I’ve spent a few days wandering around downtown Schenectady in the last couple of years, capturing some of the changes to the streetscape that are overtaking decades of decay and indifference. Some buildings are getting facelifts, some have been replaced, but it finally feels like there’s some energy on State Street, like something’s happening. Even the old Woolworth’s building, a low and unglamorous box that replaced the Hotel Vendome in 1938, is getting a brand new brick facade, and with that and the replacement of most of the block east of Jay Street, the block or two that most of us consider to be Downtown will have undergone its biggest transformation since the Erie Canal was filled and businesses moved into what had been a residential neighborhood in the teens and twenties of the last century.
But all this wandering about hadn’t meant much wandering in until I met up with an old friend for lunch and chat last week and ended up inside two places I hadn’t been inside in a very long time.
The first was the old Schenectady Savings Bank building, once well known by their slogan “Where Clinton Crosses State.” It was a stately, fairly modern marble-fronted edifice, and the inside was always light, grand, and quiet. Banks then were temples of commerce, and bankers very much the movers and shakers of the community. There are still some places where this is true, but nationalization and globalization of banks have removed the sense of local community investment that bankers used to represent, and with it an important part of what made a community in the first place. Look back at historic articles touting the creation of a bank or savings association in a town, and how proud the town was to have achieved that level of progress, and you see a very different sense of what banks meant to a community.

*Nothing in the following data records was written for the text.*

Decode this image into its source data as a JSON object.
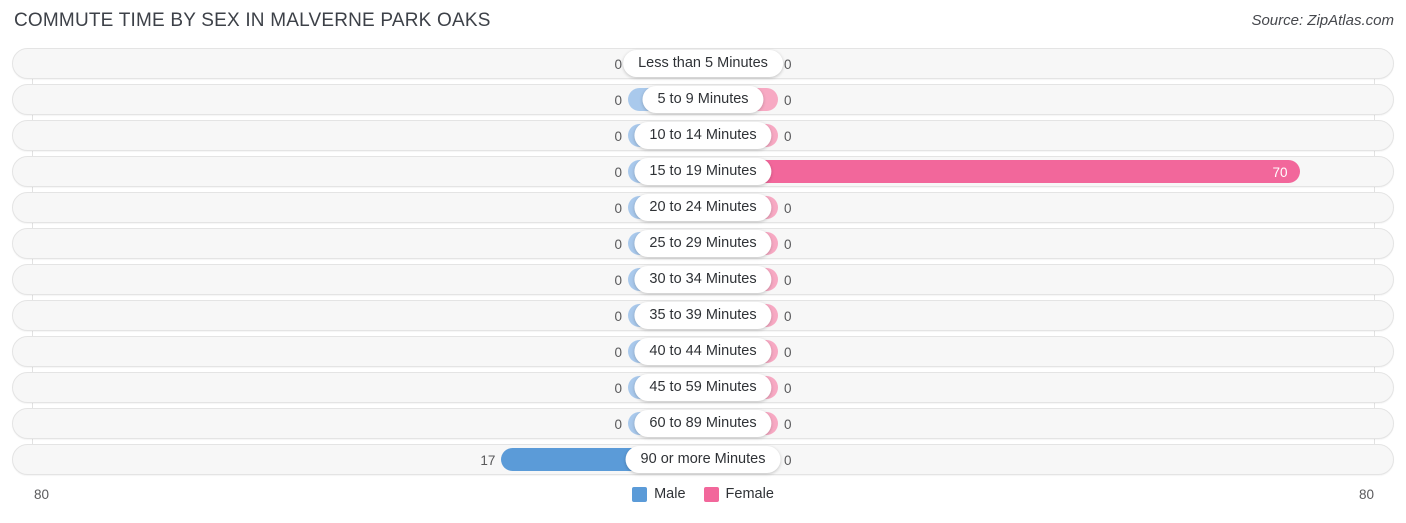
{
  "header": {
    "title": "COMMUTE TIME BY SEX IN MALVERNE PARK OAKS",
    "source": "Source: ZipAtlas.com"
  },
  "legend": {
    "male_label": "Male",
    "female_label": "Female",
    "male_color": "#5b9bd8",
    "female_color": "#f2679b"
  },
  "axis": {
    "left_label": "80",
    "right_label": "80"
  },
  "chart_data": {
    "type": "bar",
    "title": "COMMUTE TIME BY SEX IN MALVERNE PARK OAKS",
    "orientation": "horizontal-diverging",
    "xlabel": "",
    "ylabel": "",
    "xlim": [
      -80,
      80
    ],
    "grid": true,
    "legend_position": "bottom-center",
    "categories": [
      "Less than 5 Minutes",
      "5 to 9 Minutes",
      "10 to 14 Minutes",
      "15 to 19 Minutes",
      "20 to 24 Minutes",
      "25 to 29 Minutes",
      "30 to 34 Minutes",
      "35 to 39 Minutes",
      "40 to 44 Minutes",
      "45 to 59 Minutes",
      "60 to 89 Minutes",
      "90 or more Minutes"
    ],
    "series": [
      {
        "name": "Male",
        "values": [
          0,
          0,
          0,
          0,
          0,
          0,
          0,
          0,
          0,
          0,
          0,
          17
        ]
      },
      {
        "name": "Female",
        "values": [
          0,
          0,
          0,
          70,
          0,
          0,
          0,
          0,
          0,
          0,
          0,
          0
        ]
      }
    ]
  },
  "rows": [
    {
      "label": "Less than 5 Minutes",
      "male": "0",
      "female": "0"
    },
    {
      "label": "5 to 9 Minutes",
      "male": "0",
      "female": "0"
    },
    {
      "label": "10 to 14 Minutes",
      "male": "0",
      "female": "0"
    },
    {
      "label": "15 to 19 Minutes",
      "male": "0",
      "female": "70"
    },
    {
      "label": "20 to 24 Minutes",
      "male": "0",
      "female": "0"
    },
    {
      "label": "25 to 29 Minutes",
      "male": "0",
      "female": "0"
    },
    {
      "label": "30 to 34 Minutes",
      "male": "0",
      "female": "0"
    },
    {
      "label": "35 to 39 Minutes",
      "male": "0",
      "female": "0"
    },
    {
      "label": "40 to 44 Minutes",
      "male": "0",
      "female": "0"
    },
    {
      "label": "45 to 59 Minutes",
      "male": "0",
      "female": "0"
    },
    {
      "label": "60 to 89 Minutes",
      "male": "0",
      "female": "0"
    },
    {
      "label": "90 or more Minutes",
      "male": "17",
      "female": "0"
    }
  ]
}
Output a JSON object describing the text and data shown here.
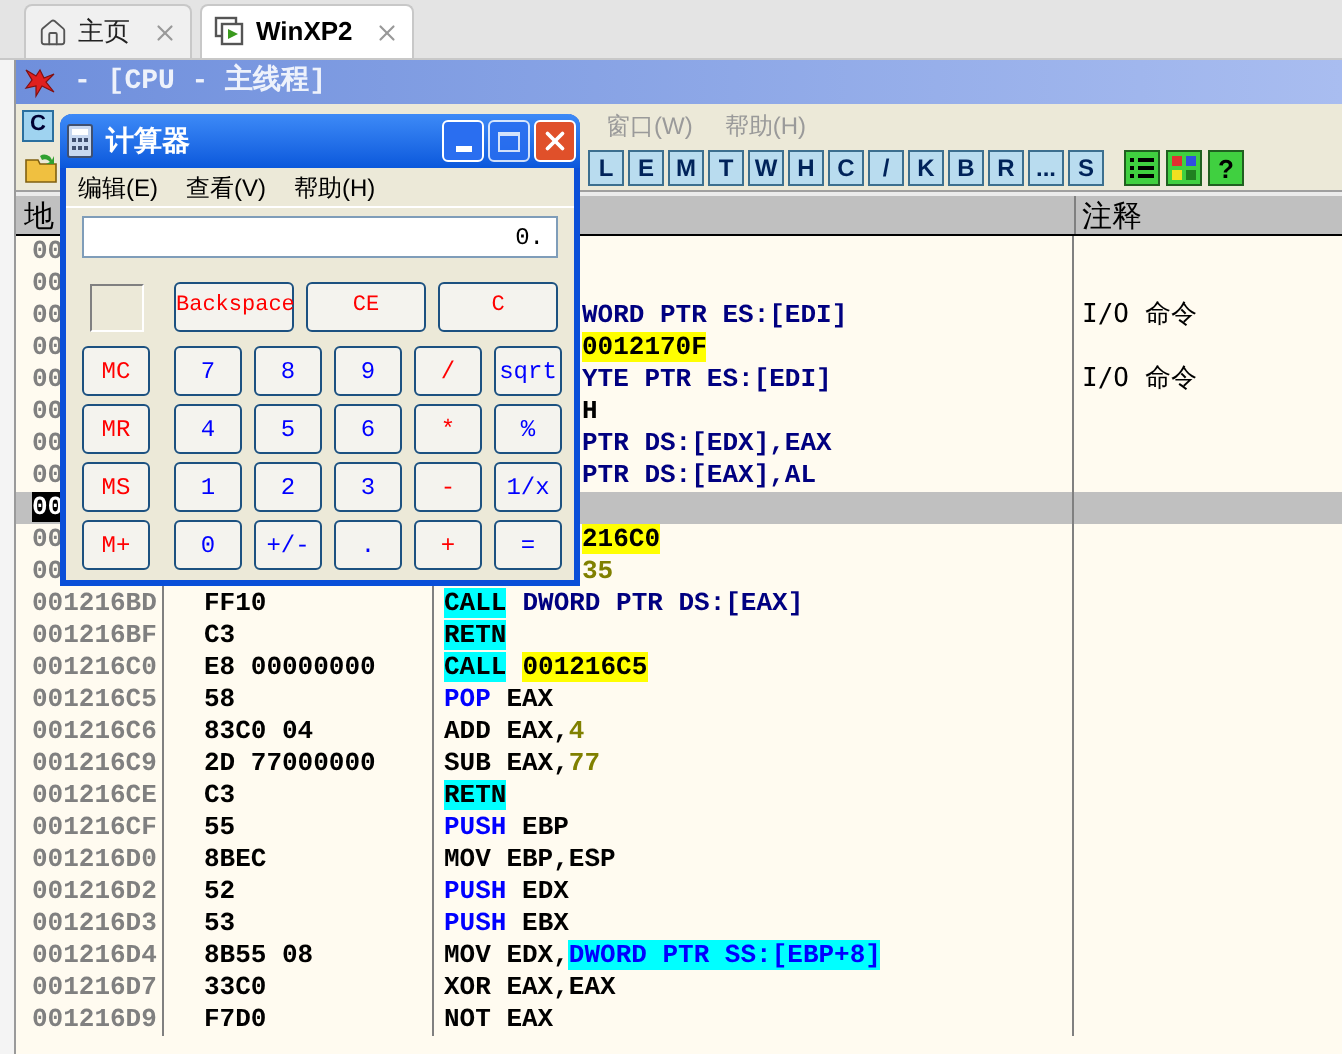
{
  "browser_tabs": [
    {
      "label": "主页",
      "selected": false
    },
    {
      "label": "WinXP2",
      "selected": true
    }
  ],
  "window": {
    "title": "- [CPU - 主线程]"
  },
  "menu": {
    "badge": "C",
    "items": [
      "窗口(W)",
      "帮助(H)"
    ]
  },
  "toolbar": {
    "letter_buttons": [
      "L",
      "E",
      "M",
      "T",
      "W",
      "H",
      "C",
      "/",
      "K",
      "B",
      "R",
      "...",
      "S"
    ],
    "help_button": "?"
  },
  "columns": [
    "地",
    "注释"
  ],
  "rows": [
    {
      "kind": "covered",
      "address": "00",
      "selected": false,
      "disasm": [],
      "comment": ""
    },
    {
      "kind": "covered",
      "address": "00",
      "selected": false,
      "disasm": [],
      "comment": ""
    },
    {
      "kind": "covered",
      "address": "00",
      "selected": false,
      "disasm": [
        {
          "text": "WORD PTR ES:[EDI]",
          "kind": "mem"
        }
      ],
      "comment": "I/O 命令"
    },
    {
      "kind": "covered",
      "address": "00",
      "selected": false,
      "disasm": [
        {
          "text": "0012170F",
          "kind": "target"
        }
      ],
      "comment": ""
    },
    {
      "kind": "covered",
      "address": "00",
      "selected": false,
      "disasm": [
        {
          "text": "YTE PTR ES:[EDI]",
          "kind": "mem"
        }
      ],
      "comment": "I/O 命令"
    },
    {
      "kind": "covered",
      "address": "00",
      "selected": false,
      "disasm": [
        {
          "text": "H",
          "kind": "plain"
        }
      ],
      "comment": ""
    },
    {
      "kind": "covered",
      "address": "00",
      "selected": false,
      "disasm": [
        {
          "text": "PTR DS:[EDX],EAX",
          "kind": "mem"
        }
      ],
      "comment": ""
    },
    {
      "kind": "covered",
      "address": "00",
      "selected": false,
      "disasm": [
        {
          "text": "PTR DS:[EAX],AL",
          "kind": "mem"
        }
      ],
      "comment": ""
    },
    {
      "kind": "covered",
      "address": "00",
      "selected": true,
      "disasm": [],
      "comment": ""
    },
    {
      "kind": "covered",
      "address": "00",
      "selected": false,
      "disasm": [
        {
          "text": "216C0",
          "kind": "target"
        }
      ],
      "comment": ""
    },
    {
      "kind": "covered",
      "address": "00",
      "selected": false,
      "disasm": [
        {
          "text": "35",
          "kind": "const"
        }
      ],
      "comment": ""
    },
    {
      "kind": "full",
      "address": "001216BD",
      "hex": "FF10",
      "selected": false,
      "disasm": [
        {
          "text": "CALL",
          "kind": "jump"
        },
        {
          "text": "DWORD PTR DS:[EAX]",
          "kind": "mem"
        }
      ],
      "comment": ""
    },
    {
      "kind": "full",
      "address": "001216BF",
      "hex": "C3",
      "selected": false,
      "disasm": [
        {
          "text": "RETN",
          "kind": "jump"
        }
      ],
      "comment": ""
    },
    {
      "kind": "full",
      "address": "001216C0",
      "hex": "E8 00000000",
      "selected": false,
      "disasm": [
        {
          "text": "CALL",
          "kind": "jump"
        },
        {
          "text": "001216C5",
          "kind": "target"
        }
      ],
      "comment": ""
    },
    {
      "kind": "full",
      "address": "001216C5",
      "hex": "58",
      "selected": false,
      "disasm": [
        {
          "text": "POP",
          "kind": "stack"
        },
        {
          "text": " EAX",
          "kind": "plain"
        }
      ],
      "comment": ""
    },
    {
      "kind": "full",
      "address": "001216C6",
      "hex": "83C0 04",
      "selected": false,
      "disasm": [
        {
          "text": "ADD EAX,",
          "kind": "plain"
        },
        {
          "text": "4",
          "kind": "const"
        }
      ],
      "comment": ""
    },
    {
      "kind": "full",
      "address": "001216C9",
      "hex": "2D 77000000",
      "selected": false,
      "disasm": [
        {
          "text": "SUB EAX,",
          "kind": "plain"
        },
        {
          "text": "77",
          "kind": "const"
        }
      ],
      "comment": ""
    },
    {
      "kind": "full",
      "address": "001216CE",
      "hex": "C3",
      "selected": false,
      "disasm": [
        {
          "text": "RETN",
          "kind": "jump"
        }
      ],
      "comment": ""
    },
    {
      "kind": "full",
      "address": "001216CF",
      "hex": "55",
      "selected": false,
      "disasm": [
        {
          "text": "PUSH",
          "kind": "stack"
        },
        {
          "text": " EBP",
          "kind": "plain"
        }
      ],
      "comment": ""
    },
    {
      "kind": "full",
      "address": "001216D0",
      "hex": "8BEC",
      "selected": false,
      "disasm": [
        {
          "text": "MOV EBP,ESP",
          "kind": "plain"
        }
      ],
      "comment": ""
    },
    {
      "kind": "full",
      "address": "001216D2",
      "hex": "52",
      "selected": false,
      "disasm": [
        {
          "text": "PUSH",
          "kind": "stack"
        },
        {
          "text": " EDX",
          "kind": "plain"
        }
      ],
      "comment": ""
    },
    {
      "kind": "full",
      "address": "001216D3",
      "hex": "53",
      "selected": false,
      "disasm": [
        {
          "text": "PUSH",
          "kind": "stack"
        },
        {
          "text": " EBX",
          "kind": "plain"
        }
      ],
      "comment": ""
    },
    {
      "kind": "full",
      "address": "001216D4",
      "hex": "8B55 08",
      "selected": false,
      "disasm": [
        {
          "text": "MOV EDX,",
          "kind": "plain"
        },
        {
          "text": "DWORD PTR SS:[EBP+8]",
          "kind": "memhl"
        }
      ],
      "comment": ""
    },
    {
      "kind": "full",
      "address": "001216D7",
      "hex": "33C0",
      "selected": false,
      "disasm": [
        {
          "text": "XOR EAX,EAX",
          "kind": "plain"
        }
      ],
      "comment": ""
    },
    {
      "kind": "full",
      "address": "001216D9",
      "hex": "F7D0",
      "selected": false,
      "disasm": [
        {
          "text": "NOT EAX",
          "kind": "plain"
        }
      ],
      "comment": ""
    }
  ],
  "calculator": {
    "title": "计算器",
    "menu": [
      "编辑(E)",
      "查看(V)",
      "帮助(H)"
    ],
    "display": "0.",
    "top_keys": [
      {
        "label": "Backspace",
        "color": "#ff0000"
      },
      {
        "label": "CE",
        "color": "#ff0000"
      },
      {
        "label": "C",
        "color": "#ff0000"
      }
    ],
    "key_rows": [
      [
        {
          "label": "MC",
          "color": "#ff0000"
        },
        {
          "label": "7",
          "color": "#0000ff"
        },
        {
          "label": "8",
          "color": "#0000ff"
        },
        {
          "label": "9",
          "color": "#0000ff"
        },
        {
          "label": "/",
          "color": "#ff0000"
        },
        {
          "label": "sqrt",
          "color": "#0000ff"
        }
      ],
      [
        {
          "label": "MR",
          "color": "#ff0000"
        },
        {
          "label": "4",
          "color": "#0000ff"
        },
        {
          "label": "5",
          "color": "#0000ff"
        },
        {
          "label": "6",
          "color": "#0000ff"
        },
        {
          "label": "*",
          "color": "#ff0000"
        },
        {
          "label": "%",
          "color": "#0000ff"
        }
      ],
      [
        {
          "label": "MS",
          "color": "#ff0000"
        },
        {
          "label": "1",
          "color": "#0000ff"
        },
        {
          "label": "2",
          "color": "#0000ff"
        },
        {
          "label": "3",
          "color": "#0000ff"
        },
        {
          "label": "-",
          "color": "#ff0000"
        },
        {
          "label": "1/x",
          "color": "#0000ff"
        }
      ],
      [
        {
          "label": "M+",
          "color": "#ff0000"
        },
        {
          "label": "0",
          "color": "#0000ff"
        },
        {
          "label": "+/-",
          "color": "#0000ff"
        },
        {
          "label": ".",
          "color": "#0000ff"
        },
        {
          "label": "+",
          "color": "#ff0000"
        },
        {
          "label": "=",
          "color": "#0000ff"
        }
      ]
    ]
  }
}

At some point in the ’80s, Schenectady Savings became part of Northeast Savings, a Connecticut bank, and then it became something else, then it became not a savings bank, and now it’s part of Bank of America. The building and its annex were once the headquarters of a modest but prosperous local bank, with hundreds of employees. The annex now houses social services for the elderly, and the main bank lobby is absolutely unrecognizable as the place where I used to meet my mother after school. What had once been grand, airy, and lovely is now dark, pre-fab and efficient. The only thing that looked the same to me was the vault door — and as a child, I was often treated to trips to the vault, which was impossibly exciting and a little bit dangerous, there always being the fear of being locked in there (though I was assured the emergency phone worked and that there was an air supply). Banks used to display their vaults proudly, a sign of their security in a time when people thought of money as paper bills sitting in a locked box. That’s all changed.
Better, though, was a visit inside Aperitivo, the new(ish) restaurant just a couple of doors down from Proctor’s. Nothing inside would indicate that it was ever anything but the stylish, warm, delightful dining spot that it is today, but when I was growing up, the building housed Peggy’s Restaurant, an oldstyle lunch counter where my grandmother waitressed. There’s no formica anymore, no stools at a counter, no fresh fries in paper baskets. When I was a teen, one of my greatest moments of independence came when I was allowed to bike over the bridge to Peggy’s with some friends and buy lunch. It felt like the coolest, most grown-up thing in the world to sit at a restaurant, without any parents around, and order burgers, fries and Cokes.
But places like Peggy’s depended on a big clientele of downtown workers, the office workers at the bank, women on break from the department stores, local attorneys and insurance men. As all those jobs disappeared from downtown, so did the need for the lunch counter. And while the only clues to the past are some lovely photographs of historic Schenectady locations on the walls, I couldn’t help but feel good to be having a nice meal in an old downtown haunt again.
Peggy’s, by the way, could not have even come up with the idea of a pumpkin creme bruleé, or anything as good as the spicy chicken sandwich that Aperitivo served up. Change can be good.
My friend that day was taking a broader view, which you can find here.